“The popular thing in Timber Lake is to not get it,” Kraft said.
Most members of Kraft’s family became infected with COVID-19 in the past year. Her husband was in and out of the emergency department, receiving nebulizer treatments and steroids. Her 17-year-old daughter had a 102-degree fever for three days. Her 15-year-old son also had the virus.
When the COVID-19 vaccine became available, Kraft, a nurse-turned-restaurateur, made an appointment for herself as soon as she could, but her children were divided on whether to get the shot.
Her two daughters, 17 and 18, received the vaccine as soon as they were able. Her sons, ages 22 and 15, did not want to get vaccinated.
Kraft and her husband closed their restaurant, the R Rockin Bar on the Cheyenne River Indian Reservation, at the beginning of the pandemic, and she went to work for the Cheyenne River Sioux Tribe doing field contact studies and COVID-19 testing. They reopened the restaurant in February.
Kraft’s oldest daughter, Molly, 18, said her friend group is split on the vaccine. Half of them are interested in receiving it; others think the vaccine was approved too quickly and are more wary of long-term side effects from the vaccine than from the virus itself.
Some of Heidi Haugan’s friends in Sioux Falls have similar concerns. Haugan, a mother of four, said her friends are divided in their opinions on the vaccine. They’ve all managed to keep conversations civil, but it’s been difficult, she said.
“It’s been challenging,” she said. “You can find anything you want on social media. There are a lot of conspiracy theories and misinformation out there. I understand as a mom it is scary with the unknown.”
Her 11-year-old son, Liam, was the only child in his grade to wear a protective mask at a private Sioux Falls school. The other students had questions about why he was wearing a mask, Liam said, but then got used to him wearing it. He plans to get the vaccine after his 12th birthday in July.
Liam came home in the winter and said a friend at school told him that “the vaccine has little computers in it” and that infectious disease expert Dr. Anthony Fauci “is going to control your thoughts” with the vaccines.
“We sat down and talked about that,” Heidi Haugan said. She and her husband talked with their children openly about the pandemic and shared what they had learned from research from multiple sources. “The misinformation is out there.”
Many families are worried about long-term effects of the vaccine or the immediate side effects they may experience after they get the shot. Side effects can occur from the vaccine, such as fatigue, sore arm, a fever and flu-like symptoms typically for a day or two. Other more serious effects can occur, too, doctors say, but are rare.

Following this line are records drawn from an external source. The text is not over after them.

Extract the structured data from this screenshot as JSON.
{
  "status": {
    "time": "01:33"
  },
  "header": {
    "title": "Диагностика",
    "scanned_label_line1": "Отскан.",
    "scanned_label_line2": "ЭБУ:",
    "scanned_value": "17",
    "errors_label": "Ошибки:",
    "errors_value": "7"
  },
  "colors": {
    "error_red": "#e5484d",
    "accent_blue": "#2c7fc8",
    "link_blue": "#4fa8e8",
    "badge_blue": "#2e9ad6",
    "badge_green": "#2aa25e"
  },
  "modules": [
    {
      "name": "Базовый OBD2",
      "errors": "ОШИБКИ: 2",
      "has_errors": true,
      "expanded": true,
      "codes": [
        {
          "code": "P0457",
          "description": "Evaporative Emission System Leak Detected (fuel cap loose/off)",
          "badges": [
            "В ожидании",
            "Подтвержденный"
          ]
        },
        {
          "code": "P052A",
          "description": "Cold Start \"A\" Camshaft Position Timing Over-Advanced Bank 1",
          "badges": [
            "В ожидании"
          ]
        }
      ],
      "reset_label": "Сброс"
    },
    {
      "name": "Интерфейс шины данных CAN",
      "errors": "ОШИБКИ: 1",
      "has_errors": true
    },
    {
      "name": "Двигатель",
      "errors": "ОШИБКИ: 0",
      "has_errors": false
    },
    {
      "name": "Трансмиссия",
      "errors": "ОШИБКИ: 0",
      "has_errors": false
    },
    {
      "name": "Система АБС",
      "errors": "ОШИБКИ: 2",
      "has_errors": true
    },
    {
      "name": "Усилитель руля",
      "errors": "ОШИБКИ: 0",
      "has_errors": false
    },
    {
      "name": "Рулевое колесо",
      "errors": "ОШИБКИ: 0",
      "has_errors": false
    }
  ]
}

The CDC looked into reports that a small number of teenagers and young adults who received a COVID-19 vaccine experienced heart problems, but did not yet determine if the vaccine was the direct cause of the issues. Blood clots occurred in about 30 of the more than 8 million people who received the Johnson & Johnson vaccine, leading the CDC to temporarily pause its use. The vaccine was recommended to be put in use again after the CDC determined that “known and potential benefits outweigh its known and potential risks for those recommended to receive it.”
Physicians have found that one-on-one conversations with patients are the most beneficial when it comes to working through concerns and making good decisions.
“This vaccine is safe. This vaccine is effective,” said Kurra, of Monument Health. “Vaccines we’ve had in the past are similar to this vaccine. They are the reason we don’t see deaths from other infectious diseases. We need to continue to remind folks this is the best thing we can do for their children and for themselves.”